Mondaq’s Rights and Obligations

Unless otherwise expressly set out to the contrary, nothing in these Terms shall serve to transfer from Mondaq to you, any Intellectual Property Rights owned by and/or licensed to Mondaq and all rights, title and interest in and to such Intellectual Property Rights will remain exclusively with Mondaq and/or its licensors.

Mondaq shall use its reasonable endeavours to make the Website and Services available to you at all times, but we cannot guarantee an uninterrupted and fault free service.

Mondaq reserves the right to make changes to the services and/or the Website or part thereof, from time to time, and we may add, remove, modify and/or vary any elements of features and functionalities of the Website or the services.

Mondaq also reserves the right from time to time to monitor your Use of the Website and/or services.


The Content is general information only. It is not intended to constitute legal advice or seek to be the complete and comprehensive statement of the law, nor is it intended to address your specific requirements or provide advice on which reliance should be placed. Mondaq and/or its Contributors and other suppliers make no representations about the suitability of the information contained in the Content for any purpose. All Content provided "as is" without warranty of any kind. Mondaq and/or its Contributors and other suppliers hereby exclude and disclaim all representations, warranties or guarantees with regard to the Content, including all implied warranties and conditions of merchantability, fitness for a particular purpose, title and non-infringement. To the maximum extent permitted by law, Mondaq expressly excludes all representations, warranties, obligations, and liabilities arising out of or in connection with all Content. In no event shall Mondaq and/or its respective suppliers be liable for any special, indirect or consequential damages or any damages whatsoever resulting from loss of use, data or profits, whether in an action of contract, negligence or other tortious action, arising out of or in connection with the use of the Content or performance of Mondaq’s Services.


Mondaq may alter or amend these Terms by amending them on the Website. By continuing to Use the Services and/or the Website after such amendment, you will be deemed to have accepted any amendment to these Terms.

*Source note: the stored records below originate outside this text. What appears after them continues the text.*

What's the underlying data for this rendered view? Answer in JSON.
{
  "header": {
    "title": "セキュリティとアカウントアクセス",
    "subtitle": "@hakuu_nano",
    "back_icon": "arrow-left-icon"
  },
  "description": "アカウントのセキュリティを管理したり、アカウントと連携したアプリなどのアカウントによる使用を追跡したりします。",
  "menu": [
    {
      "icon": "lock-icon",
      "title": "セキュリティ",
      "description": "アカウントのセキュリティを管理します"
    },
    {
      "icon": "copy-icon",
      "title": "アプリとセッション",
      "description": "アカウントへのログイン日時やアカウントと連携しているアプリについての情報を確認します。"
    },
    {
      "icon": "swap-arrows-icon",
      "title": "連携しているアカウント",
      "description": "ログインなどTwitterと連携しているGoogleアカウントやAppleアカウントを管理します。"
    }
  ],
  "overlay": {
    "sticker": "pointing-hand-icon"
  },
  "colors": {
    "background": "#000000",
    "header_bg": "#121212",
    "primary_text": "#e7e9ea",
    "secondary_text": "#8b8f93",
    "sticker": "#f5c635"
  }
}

These Terms shall be governed by and construed in accordance with the laws of England and Wales and you irrevocably submit to the exclusive jurisdiction of the courts of England and Wales to settle any dispute which may arise out of or in connection with these Terms. If you live outside the United Kingdom, English law shall apply only to the extent that English law shall not deprive you of any legal protection accorded in accordance with the law of the place where you are habitually resident ("Local Law"). In the event English law deprives you of any legal protection which is accorded to you under Local Law, then these terms shall be governed by Local Law and any dispute or claim arising out of or in connection with these Terms shall be subject to the non-exclusive jurisdiction of the courts where you are habitually resident.

You may print and keep a copy of these Terms, which form the entire agreement between you and Mondaq and supersede any other communications or advertising in respect of the Service and/or the Website.

No delay in exercising or non-exercise by you and/or Mondaq of any of its rights under or in connection with these Terms shall operate as a waiver or release of each of your or Mondaq’s right. Rather, any such waiver or release must be specifically granted in writing signed by the party granting it.

If any part of these Terms is held unenforceable, that part shall be enforced to the maximum extent permissible so as to give effect to the intent of the parties, and the Terms shall continue in full force and effect.

Mondaq shall not incur any liability to you on account of any loss or damage resulting from any delay or failure to perform all or any part of these Terms if such delay or failure is caused, in whole or in part, by events, occurrences, or causes beyond the control of Mondaq. Such events, occurrences or causes will include, without limitation, acts of God, strikes, lockouts, server and network failure, riots, acts of war, earthquakes, fire and explosions.

By clicking Register you state you have read and agree to our Terms and Conditions